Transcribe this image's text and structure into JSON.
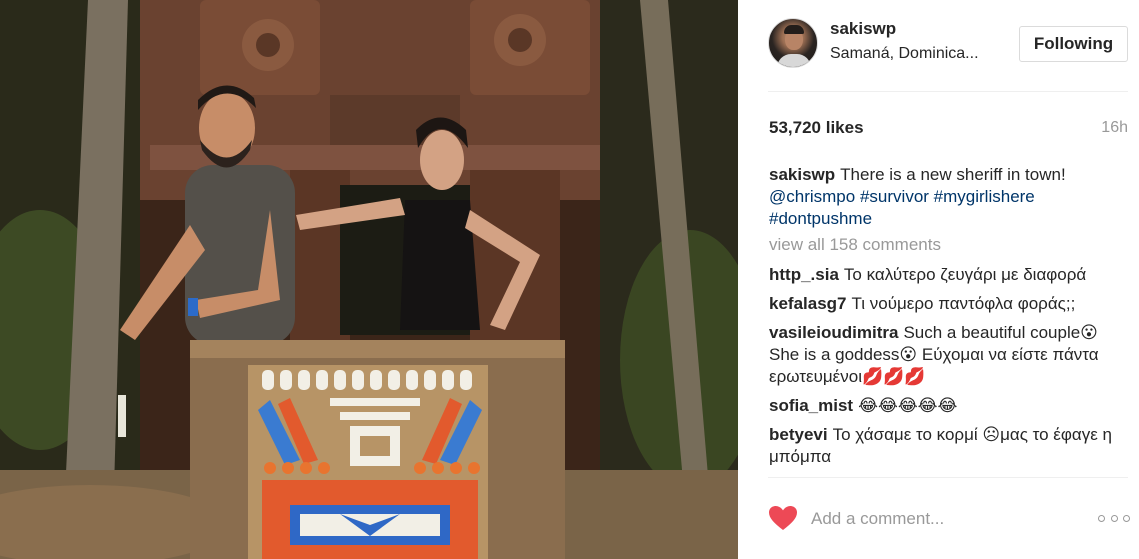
{
  "post": {
    "username": "sakiswp",
    "location": "Samaná, Dominica...",
    "follow_label": "Following",
    "likes": "53,720 likes",
    "time": "16h",
    "caption": {
      "text": "There is a new sheriff in town!",
      "tags": [
        "@chrismpo",
        "#survivor",
        "#mygirlishere",
        "#dontpushme"
      ]
    },
    "view_all": "view all 158 comments",
    "add_comment_placeholder": "Add a comment...",
    "like_color": "#ed4956"
  },
  "comments": [
    {
      "user": "http_.sia",
      "text": "Το καλύτερο ζευγάρι με διαφορά"
    },
    {
      "user": "kefalasg7",
      "text": "Τι νούμερο παντόφλα φοράς;;"
    },
    {
      "user": "vasileioudimitra",
      "text": "Such a beautiful couple😮 She is a goddess😮 Εύχομαι να είστε πάντα ερωτευμένοι💋💋💋"
    },
    {
      "user": "sofia_mist",
      "text": "😂😂😂😂😂"
    },
    {
      "user": "betyevi",
      "text": "Το χάσαμε το κορμί ☹μας το έφαγε η μπόμπα"
    }
  ]
}
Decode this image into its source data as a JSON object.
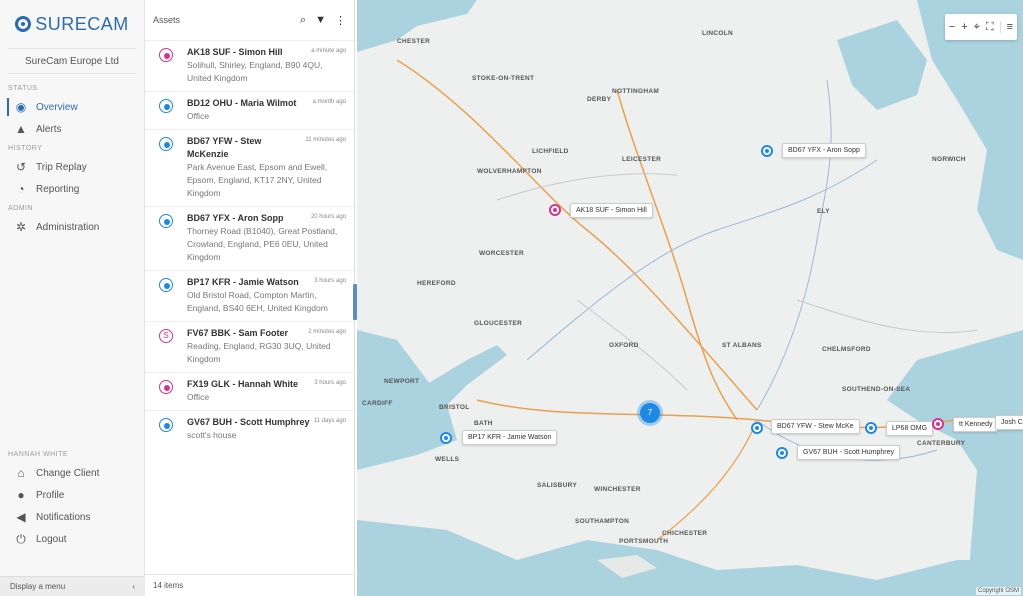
{
  "brand": {
    "name": "SURECAM",
    "color": "#2b6cb0"
  },
  "client": "SureCam Europe Ltd",
  "nav": {
    "status_label": "STATUS",
    "overview": "Overview",
    "alerts": "Alerts",
    "history_label": "HISTORY",
    "trip_replay": "Trip Replay",
    "reporting": "Reporting",
    "admin_label": "ADMIN",
    "administration": "Administration"
  },
  "user": {
    "name_label": "HANNAH WHITE",
    "change_client": "Change Client",
    "profile": "Profile",
    "notifications": "Notifications",
    "logout": "Logout"
  },
  "footer": {
    "display_menu": "Display a menu",
    "collapse_icon": "‹"
  },
  "assets_panel": {
    "title": "Assets",
    "count": "14 items",
    "items": [
      {
        "name": "AK18 SUF - Simon Hill",
        "time": "a minute ago",
        "address": "Solihull, Shirley, England, B90 4QU, United Kingdom",
        "status": "pink"
      },
      {
        "name": "BD12 OHU - Maria Wilmot",
        "time": "a month ago",
        "address": "Office",
        "status": "blue"
      },
      {
        "name": "BD67 YFW - Stew McKenzie",
        "time": "11 minutes ago",
        "address": "Park Avenue East, Epsom and Ewell, Epsom, England, KT17 2NY, United Kingdom",
        "status": "blue"
      },
      {
        "name": "BD67 YFX - Aron Sopp",
        "time": "20 hours ago",
        "address": "Thorney Road (B1040), Great Postland, Crowland, England, PE6 0EU, United Kingdom",
        "status": "blue"
      },
      {
        "name": "BP17 KFR - Jamie Watson",
        "time": "3 hours ago",
        "address": "Old Bristol Road, Compton Martin, England, BS40 6EH, United Kingdom",
        "status": "blue"
      },
      {
        "name": "FV67 BBK - Sam Footer",
        "time": "2 minutes ago",
        "address": "Reading, England, RG30 3UQ, United Kingdom",
        "status": "letter",
        "letter": "S"
      },
      {
        "name": "FX19 GLK - Hannah White",
        "time": "3 hours ago",
        "address": "Office",
        "status": "pink"
      },
      {
        "name": "GV67 BUH - Scott Humphrey",
        "time": "11 days ago",
        "address": "scott's house",
        "status": "blue"
      }
    ]
  },
  "map": {
    "cities": [
      "CHESTER",
      "LINCOLN",
      "STOKE-ON-TRENT",
      "DERBY",
      "NOTTINGHAM",
      "LICHFIELD",
      "LEICESTER",
      "NORWICH",
      "WOLVERHAMPTON",
      "ELY",
      "WORCESTER",
      "HEREFORD",
      "GLOUCESTER",
      "OXFORD",
      "ST ALBANS",
      "CHELMSFORD",
      "NEWPORT",
      "CARDIFF",
      "BRISTOL",
      "BATH",
      "WELLS",
      "SOUTHEND-ON-SEA",
      "SALISBURY",
      "WINCHESTER",
      "SOUTHAMPTON",
      "CHICHESTER",
      "PORTSMOUTH",
      "CANTERBURY"
    ],
    "markers": [
      {
        "label": "BD67 YFX - Aron Sopp",
        "color": "blue"
      },
      {
        "label": "AK18 SUF - Simon Hill",
        "color": "pink"
      },
      {
        "label": "BP17 KFR - Jamie Watson",
        "color": "blue"
      },
      {
        "label": "BD67 YFW - Stew McKe",
        "color": "blue"
      },
      {
        "label": "LP68 OMG",
        "color": "blue"
      },
      {
        "label": "tt Kennedy",
        "color": "pink"
      },
      {
        "label": "Josh C",
        "color": "blue"
      },
      {
        "label": "GV67 BUH - Scott Humphrey",
        "color": "blue"
      }
    ],
    "cluster_count": "7",
    "copyright": "Copyright OSM",
    "tools": {
      "zoom_out": "−",
      "zoom_in": "+",
      "locate": "⌖",
      "fullscreen": "⛶",
      "menu": "≡"
    }
  },
  "colors": {
    "marker_blue": "#1e88e5",
    "marker_pink": "#d6338f",
    "sea": "#aad3df",
    "land": "#eef0f0"
  }
}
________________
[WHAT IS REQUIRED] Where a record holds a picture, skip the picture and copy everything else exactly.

[EXERCISE RESULT]
Transcribe this image's text and structure into JSON.
{
  "post": {
    "username": "sakiswp",
    "location": "Samaná, Dominica...",
    "follow_label": "Following",
    "likes": "53,720 likes",
    "time": "16h",
    "caption": {
      "text": "There is a new sheriff in town!",
      "tags": [
        "@chrismpo",
        "#survivor",
        "#mygirlishere",
        "#dontpushme"
      ]
    },
    "view_all": "view all 158 comments",
    "add_comment_placeholder": "Add a comment...",
    "like_color": "#ed4956"
  },
  "comments": [
    {
      "user": "http_.sia",
      "text": "Το καλύτερο ζευγάρι με διαφορά"
    },
    {
      "user": "kefalasg7",
      "text": "Τι νούμερο παντόφλα φοράς;;"
    },
    {
      "user": "vasileioudimitra",
      "text": "Such a beautiful couple😮 She is a goddess😮 Εύχομαι να είστε πάντα ερωτευμένοι💋💋💋"
    },
    {
      "user": "sofia_mist",
      "text": "😂😂😂😂😂"
    },
    {
      "user": "betyevi",
      "text": "Το χάσαμε το κορμί ☹μας το έφαγε η μπόμπα"
    }
  ]
}
Decode this image into its source data as a JSON object.
{
  "brand": {
    "name": "SURECAM",
    "color": "#2b6cb0"
  },
  "client": "SureCam Europe Ltd",
  "nav": {
    "status_label": "STATUS",
    "overview": "Overview",
    "alerts": "Alerts",
    "history_label": "HISTORY",
    "trip_replay": "Trip Replay",
    "reporting": "Reporting",
    "admin_label": "ADMIN",
    "administration": "Administration"
  },
  "user": {
    "name_label": "HANNAH WHITE",
    "change_client": "Change Client",
    "profile": "Profile",
    "notifications": "Notifications",
    "logout": "Logout"
  },
  "footer": {
    "display_menu": "Display a menu",
    "collapse_icon": "‹"
  },
  "assets_panel": {
    "title": "Assets",
    "count": "14 items",
    "items": [
      {
        "name": "AK18 SUF - Simon Hill",
        "time": "a minute ago",
        "address": "Solihull, Shirley, England, B90 4QU, United Kingdom",
        "status": "pink"
      },
      {
        "name": "BD12 OHU - Maria Wilmot",
        "time": "a month ago",
        "address": "Office",
        "status": "blue"
      },
      {
        "name": "BD67 YFW - Stew McKenzie",
        "time": "11 minutes ago",
        "address": "Park Avenue East, Epsom and Ewell, Epsom, England, KT17 2NY, United Kingdom",
        "status": "blue"
      },
      {
        "name": "BD67 YFX - Aron Sopp",
        "time": "20 hours ago",
        "address": "Thorney Road (B1040), Great Postland, Crowland, England, PE6 0EU, United Kingdom",
        "status": "blue"
      },
      {
        "name": "BP17 KFR - Jamie Watson",
        "time": "3 hours ago",
        "address": "Old Bristol Road, Compton Martin, England, BS40 6EH, United Kingdom",
        "status": "blue"
      },
      {
        "name": "FV67 BBK - Sam Footer",
        "time": "2 minutes ago",
        "address": "Reading, England, RG30 3UQ, United Kingdom",
        "status": "letter",
        "letter": "S"
      },
      {
        "name": "FX19 GLK - Hannah White",
        "time": "3 hours ago",
        "address": "Office",
        "status": "pink"
      },
      {
        "name": "GV67 BUH - Scott Humphrey",
        "time": "11 days ago",
        "address": "scott's house",
        "status": "blue"
      }
    ]
  },
  "map": {
    "cities": [
      "CHESTER",
      "LINCOLN",
      "STOKE-ON-TRENT",
      "DERBY",
      "NOTTINGHAM",
      "LICHFIELD",
      "LEICESTER",
      "NORWICH",
      "WOLVERHAMPTON",
      "ELY",
      "WORCESTER",
      "HEREFORD",
      "GLOUCESTER",
      "OXFORD",
      "ST ALBANS",
      "CHELMSFORD",
      "NEWPORT",
      "CARDIFF",
      "BRISTOL",
      "BATH",
      "WELLS",
      "SOUTHEND-ON-SEA",
      "SALISBURY",
      "WINCHESTER",
      "SOUTHAMPTON",
      "CHICHESTER",
      "PORTSMOUTH",
      "CANTERBURY"
    ],
    "markers": [
      {
        "label": "BD67 YFX - Aron Sopp",
        "color": "blue"
      },
      {
        "label": "AK18 SUF - Simon Hill",
        "color": "pink"
      },
      {
        "label": "BP17 KFR - Jamie Watson",
        "color": "blue"
      },
      {
        "label": "BD67 YFW - Stew McKe",
        "color": "blue"
      },
      {
        "label": "LP68 OMG",
        "color": "blue"
      },
      {
        "label": "tt Kennedy",
        "color": "pink"
      },
      {
        "label": "Josh C",
        "color": "blue"
      },
      {
        "label": "GV67 BUH - Scott Humphrey",
        "color": "blue"
      }
    ],
    "cluster_count": "7",
    "copyright": "Copyright OSM",
    "tools": {
      "zoom_out": "−",
      "zoom_in": "+",
      "locate": "⌖",
      "fullscreen": "⛶",
      "menu": "≡"
    }
  },
  "colors": {
    "marker_blue": "#1e88e5",
    "marker_pink": "#d6338f",
    "sea": "#aad3df",
    "land": "#eef0f0"
  }
}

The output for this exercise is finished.